Segment Start: Dataset records
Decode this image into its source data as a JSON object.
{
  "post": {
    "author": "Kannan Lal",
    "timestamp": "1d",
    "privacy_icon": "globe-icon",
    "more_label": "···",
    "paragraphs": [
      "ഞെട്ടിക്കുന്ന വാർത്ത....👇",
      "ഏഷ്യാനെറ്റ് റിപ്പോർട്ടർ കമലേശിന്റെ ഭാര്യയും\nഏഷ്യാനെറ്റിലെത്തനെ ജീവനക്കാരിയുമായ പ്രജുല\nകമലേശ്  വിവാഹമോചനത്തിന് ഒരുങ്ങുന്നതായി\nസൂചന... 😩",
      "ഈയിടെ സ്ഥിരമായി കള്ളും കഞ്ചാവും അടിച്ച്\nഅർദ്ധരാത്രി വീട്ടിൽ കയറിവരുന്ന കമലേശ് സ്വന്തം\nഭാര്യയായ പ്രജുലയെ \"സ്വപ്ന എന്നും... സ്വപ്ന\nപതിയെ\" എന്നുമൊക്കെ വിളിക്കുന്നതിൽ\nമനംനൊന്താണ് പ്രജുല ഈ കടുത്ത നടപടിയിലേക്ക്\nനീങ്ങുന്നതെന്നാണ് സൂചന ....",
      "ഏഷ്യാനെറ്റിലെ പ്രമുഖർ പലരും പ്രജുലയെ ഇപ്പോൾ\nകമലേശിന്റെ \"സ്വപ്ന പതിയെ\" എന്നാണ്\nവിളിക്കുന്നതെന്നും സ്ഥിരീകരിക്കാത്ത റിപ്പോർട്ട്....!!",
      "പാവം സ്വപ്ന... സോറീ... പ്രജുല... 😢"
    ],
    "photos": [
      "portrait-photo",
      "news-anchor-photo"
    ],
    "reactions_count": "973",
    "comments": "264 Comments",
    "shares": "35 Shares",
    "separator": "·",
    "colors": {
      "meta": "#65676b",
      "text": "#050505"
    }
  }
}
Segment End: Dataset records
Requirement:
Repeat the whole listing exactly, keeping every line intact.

Solution:
Decode this image into its source data as a JSON object.
{
  "post": {
    "author": "Kannan Lal",
    "timestamp": "1d",
    "privacy_icon": "globe-icon",
    "more_label": "···",
    "paragraphs": [
      "ഞെട്ടിക്കുന്ന വാർത്ത....👇",
      "ഏഷ്യാനെറ്റ് റിപ്പോർട്ടർ കമലേശിന്റെ ഭാര്യയും\nഏഷ്യാനെറ്റിലെത്തനെ ജീവനക്കാരിയുമായ പ്രജുല\nകമലേശ്  വിവാഹമോചനത്തിന് ഒരുങ്ങുന്നതായി\nസൂചന... 😩",
      "ഈയിടെ സ്ഥിരമായി കള്ളും കഞ്ചാവും അടിച്ച്\nഅർദ്ധരാത്രി വീട്ടിൽ കയറിവരുന്ന കമലേശ് സ്വന്തം\nഭാര്യയായ പ്രജുലയെ \"സ്വപ്ന എന്നും... സ്വപ്ന\nപതിയെ\" എന്നുമൊക്കെ വിളിക്കുന്നതിൽ\nമനംനൊന്താണ് പ്രജുല ഈ കടുത്ത നടപടിയിലേക്ക്\nനീങ്ങുന്നതെന്നാണ് സൂചന ....",
      "ഏഷ്യാനെറ്റിലെ പ്രമുഖർ പലരും പ്രജുലയെ ഇപ്പോൾ\nകമലേശിന്റെ \"സ്വപ്ന പതിയെ\" എന്നാണ്\nവിളിക്കുന്നതെന്നും സ്ഥിരീകരിക്കാത്ത റിപ്പോർട്ട്....!!",
      "പാവം സ്വപ്ന... സോറീ... പ്രജുല... 😢"
    ],
    "photos": [
      "portrait-photo",
      "news-anchor-photo"
    ],
    "reactions_count": "973",
    "comments": "264 Comments",
    "shares": "35 Shares",
    "separator": "·",
    "colors": {
      "meta": "#65676b",
      "text": "#050505"
    }
  }
}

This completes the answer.